There are three types of tequila, and we had a sample of each: blanco, or white, tequila is less than three months old, and therefore is very clear ("white"); reposado or "rested" tequila is aged in oak barrels from two months up to one year, and is slightly yellower in color; anejo, or aged, tequila is allowed to mature in oak barrels from one to three years, or even longer, with a color that is nearly amber.

As she talked about the tequilas, Hilda had us swirl each sample, not unlike one does for wine, to note how it coated the sides of the glass. After we observed the tequilas' color, we were then instructed to smell each sample, first by itself, then along with one of the aromatics on the tray in front of us -- the lime with the white tequila, the cinnamon with the rested, the coffee beans with the aged. We were also told about the various aromas that we should try to detect as we sniffed the tequila from a short distance, and then with our noses in the middle of the glass. I admit that I was surprised at the nuances in the aromas!


Finally, came the moment many seemed to have been awaiting -- the actual tasting! Hilda had us take a very small sip of each tequila in turn, telling us to swirl it around our mouths and let it rest a bit on our palate before swallowing. I tried the first, white tequila, and my mouth immediately burst into flames! At least that's what it felt like -- I think this is what they mean when the say "fire water"! The rested tequila had a much smoother feel to it, and I actually found it quite drinkable, while the aged tequila, which was smoothest of all, had a deeper flavor that I didn't care as much for.

Finally, small samples of food were brought out for us to taste with each of the tequilas -- a ceviche to be paired with the white tequila, a chicken tostada to go along with the rested, and a crab tostada for the aged. Again, it was amazing to note the differences in taste when the tequila was drunk along with a little bite of food. The ceviche nicely calmed the Fire Water, and the tostadas paired well with their respective drinks, too.

The program wrapped up in just under an hour and I came away feeling fairly satisfied and a little better educated about tequila, so I call that a win. I do think they have a few kinks to work out, however.

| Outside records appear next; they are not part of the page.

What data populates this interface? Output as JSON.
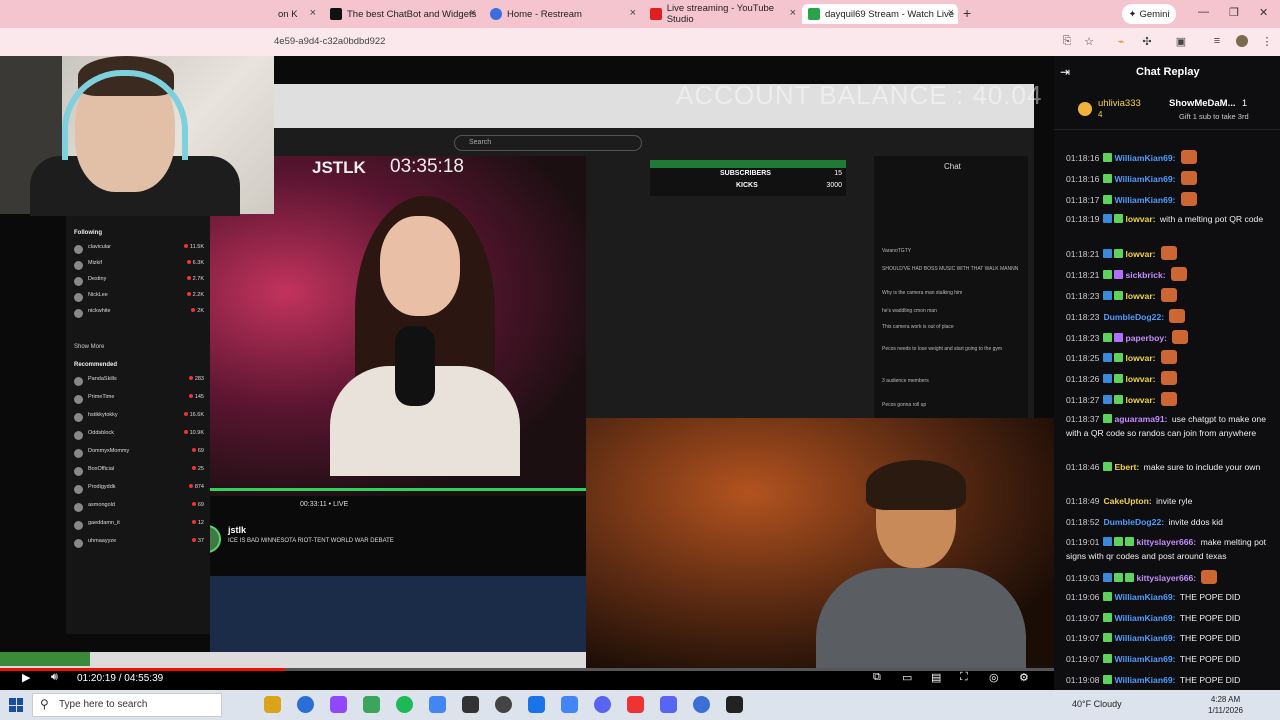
{
  "browser": {
    "tabs": [
      {
        "label": "on K",
        "color": "#4a4a4a"
      },
      {
        "label": "The best ChatBot and Widgets",
        "color": "#111111"
      },
      {
        "label": "Home - Restream",
        "color": "#3b6fe0"
      },
      {
        "label": "Live streaming - YouTube Studio",
        "color": "#e02020"
      },
      {
        "label": "dayquil69 Stream - Watch Live",
        "color": "#2aa34a"
      }
    ],
    "new_tab": "+",
    "gemini_label": "Gemini",
    "url": "4e59-a9d4-c32a0bdbd922"
  },
  "stream": {
    "account_balance": "ACCOUNT BALANCE : 40.04",
    "streamer": "JSTLK",
    "timer": "03:35:18",
    "search_placeholder": "Search",
    "live_time": "00:33:11",
    "live_label": "LIVE",
    "channel_name": "jstlk",
    "channel_desc": "ICE IS BAD MINNESOTA RIOT-TENT WORLD WAR DEBATE",
    "inner_chat_title": "Chat",
    "subscribers_label": "SUBSCRIBERS",
    "kicks_label": "KICKS",
    "subs_value": "15",
    "kicks_value": "3000",
    "inner_chat_lines": [
      "VaranoTGTY",
      "SHOULD'VE HAD BOSS MUSIC WITH THAT WALK MANNN",
      "Why is the camera man stalking him",
      "he's waddling cmon man",
      "This camera work is out of place",
      "Pecos needs to lose weight and start going to the gym",
      "3 audience members",
      "Pecos gonna roll up"
    ]
  },
  "following": {
    "title": "Following",
    "items": [
      {
        "name": "clavicular",
        "sub": "IRL",
        "viewers": "11.5K"
      },
      {
        "name": "Mizkif",
        "sub": "Just Chatting",
        "viewers": "6.3K"
      },
      {
        "name": "Destiny",
        "sub": "ARC Raiders",
        "viewers": "2.7K"
      },
      {
        "name": "NickLee",
        "sub": "IRL",
        "viewers": "2.2K"
      },
      {
        "name": "nickwhite",
        "sub": "IRL",
        "viewers": "2K"
      }
    ],
    "show_more": "Show More",
    "recommended_title": "Recommended",
    "recommended": [
      {
        "name": "PandaSkills",
        "viewers": "283"
      },
      {
        "name": "PrimeTime",
        "viewers": "145"
      },
      {
        "name": "hstikkytokky",
        "viewers": "16.6K"
      },
      {
        "name": "Oddsblock",
        "viewers": "10.9K"
      },
      {
        "name": "DommyxMommy",
        "viewers": "69"
      },
      {
        "name": "BoxOfficial",
        "viewers": "25"
      },
      {
        "name": "Prodigyddk",
        "viewers": "874"
      },
      {
        "name": "asmongold",
        "viewers": "69"
      },
      {
        "name": "gaeddamn_it",
        "viewers": "12"
      },
      {
        "name": "uhmaayyze",
        "viewers": "37"
      }
    ]
  },
  "player": {
    "current_time": "01:20:19",
    "duration": "04:55:39",
    "progress": 0.27
  },
  "chat_replay": {
    "title": "Chat Replay",
    "pinned": {
      "user": "uhlivia333",
      "count": "4",
      "user2": "ShowMeDaM...",
      "n": "1",
      "sub_text": "Gift 1 sub to take 3rd"
    },
    "messages": [
      {
        "ts": "01:18:16",
        "user": "WilliamKian69",
        "color": "#4f9cff",
        "text": "",
        "emote": true,
        "badges": [
          "#5dd35d"
        ]
      },
      {
        "ts": "01:18:16",
        "user": "WilliamKian69",
        "color": "#4f9cff",
        "text": "",
        "emote": true,
        "badges": [
          "#5dd35d"
        ]
      },
      {
        "ts": "01:18:17",
        "user": "WilliamKian69",
        "color": "#4f9cff",
        "text": "",
        "emote": true,
        "badges": [
          "#5dd35d"
        ]
      },
      {
        "ts": "01:18:19",
        "user": "lowvar",
        "color": "#f2d24a",
        "text": "with a melting pot QR code",
        "emote": false,
        "badges": [
          "#3a8ad9",
          "#5dd35d"
        ]
      },
      {
        "ts": "01:18:21",
        "user": "lowvar",
        "color": "#f2d24a",
        "text": "",
        "emote": true,
        "badges": [
          "#3a8ad9",
          "#5dd35d"
        ]
      },
      {
        "ts": "01:18:21",
        "user": "sickbrick",
        "color": "#c58cff",
        "text": "",
        "emote": true,
        "badges": [
          "#5dd35d",
          "#b070ff"
        ]
      },
      {
        "ts": "01:18:23",
        "user": "lowvar",
        "color": "#f2d24a",
        "text": "",
        "emote": true,
        "badges": [
          "#3a8ad9",
          "#5dd35d"
        ]
      },
      {
        "ts": "01:18:23",
        "user": "DumbleDog22",
        "color": "#4f9cff",
        "text": "",
        "emote": true,
        "badges": []
      },
      {
        "ts": "01:18:23",
        "user": "paperboy",
        "color": "#c58cff",
        "text": "",
        "emote": true,
        "badges": [
          "#5dd35d",
          "#b070ff"
        ]
      },
      {
        "ts": "01:18:25",
        "user": "lowvar",
        "color": "#f2d24a",
        "text": "",
        "emote": true,
        "badges": [
          "#3a8ad9",
          "#5dd35d"
        ]
      },
      {
        "ts": "01:18:26",
        "user": "lowvar",
        "color": "#f2d24a",
        "text": "",
        "emote": true,
        "badges": [
          "#3a8ad9",
          "#5dd35d"
        ]
      },
      {
        "ts": "01:18:27",
        "user": "lowvar",
        "color": "#f2d24a",
        "text": "",
        "emote": true,
        "badges": [
          "#3a8ad9",
          "#5dd35d"
        ]
      },
      {
        "ts": "01:18:37",
        "user": "aguarama91",
        "color": "#c58cff",
        "text": "use chatgpt to make one with a QR code so randos can join from anywhere",
        "emote": false,
        "badges": [
          "#5dd35d"
        ]
      },
      {
        "ts": "01:18:46",
        "user": "Ebert",
        "color": "#f2d24a",
        "text": "make sure to include your own",
        "emote": false,
        "badges": [
          "#5dd35d"
        ]
      },
      {
        "ts": "01:18:49",
        "user": "CakeUpton",
        "color": "#f2d24a",
        "text": "invite ryle",
        "emote": false,
        "badges": []
      },
      {
        "ts": "01:18:52",
        "user": "DumbleDog22",
        "color": "#4f9cff",
        "text": "invite ddos kid",
        "emote": false,
        "badges": []
      },
      {
        "ts": "01:19:01",
        "user": "kittyslayer666",
        "color": "#c58cff",
        "text": "make melting pot signs with qr codes and post around texas",
        "emote": false,
        "badges": [
          "#3a8ad9",
          "#5dd35d",
          "#5dd35d"
        ]
      },
      {
        "ts": "01:19:03",
        "user": "kittyslayer666",
        "color": "#c58cff",
        "text": "",
        "emote": true,
        "badges": [
          "#3a8ad9",
          "#5dd35d",
          "#5dd35d"
        ]
      },
      {
        "ts": "01:19:06",
        "user": "WilliamKian69",
        "color": "#4f9cff",
        "text": "THE POPE DID",
        "emote": false,
        "badges": [
          "#5dd35d"
        ]
      },
      {
        "ts": "01:19:07",
        "user": "WilliamKian69",
        "color": "#4f9cff",
        "text": "THE POPE DID",
        "emote": false,
        "badges": [
          "#5dd35d"
        ]
      },
      {
        "ts": "01:19:07",
        "user": "WilliamKian69",
        "color": "#4f9cff",
        "text": "THE POPE DID",
        "emote": false,
        "badges": [
          "#5dd35d"
        ]
      },
      {
        "ts": "01:19:07",
        "user": "WilliamKian69",
        "color": "#4f9cff",
        "text": "THE POPE DID",
        "emote": false,
        "badges": [
          "#5dd35d"
        ]
      },
      {
        "ts": "01:19:08",
        "user": "WilliamKian69",
        "color": "#4f9cff",
        "text": "THE POPE DID",
        "emote": false,
        "badges": [
          "#5dd35d"
        ]
      }
    ]
  },
  "taskbar": {
    "search_placeholder": "Type here to search",
    "weather": "40°F Cloudy",
    "time": "4:28 AM",
    "date": "1/11/2026",
    "app_colors": [
      "#d9a31a",
      "#2b6fd6",
      "#9146ff",
      "#3ba55c",
      "#1db954",
      "#4285f4",
      "#333333",
      "#444444",
      "#1a73e8",
      "#4285f4",
      "#5865f2",
      "#e33",
      "#5865f2",
      "#3a6fd8",
      "#222222"
    ]
  }
}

The biggest issue that they need to address is their system for dealing with the bar patrons. Not only was the noise from the bar distracting, nearly drowning out the program's speaker, but since the bar is simply cordoned off by a rope, it is quite easy for bar patrons to step into the program and occupy any vacant spaces at the tables. (Yes, this happened during my program -- a bar customer was quite pleased with herself at scoring her "freebie" tequila tasting.)

That said, I do think this program is a nice addition to the festival. It's something a little different, plus it's priced right, so I wouldn't mind trying it again.

The Tequila Tastings are being held at 3 p.m. every Friday, Saturday and Sunday during the Food and Wine Festival and cost $35 per person (plus tax).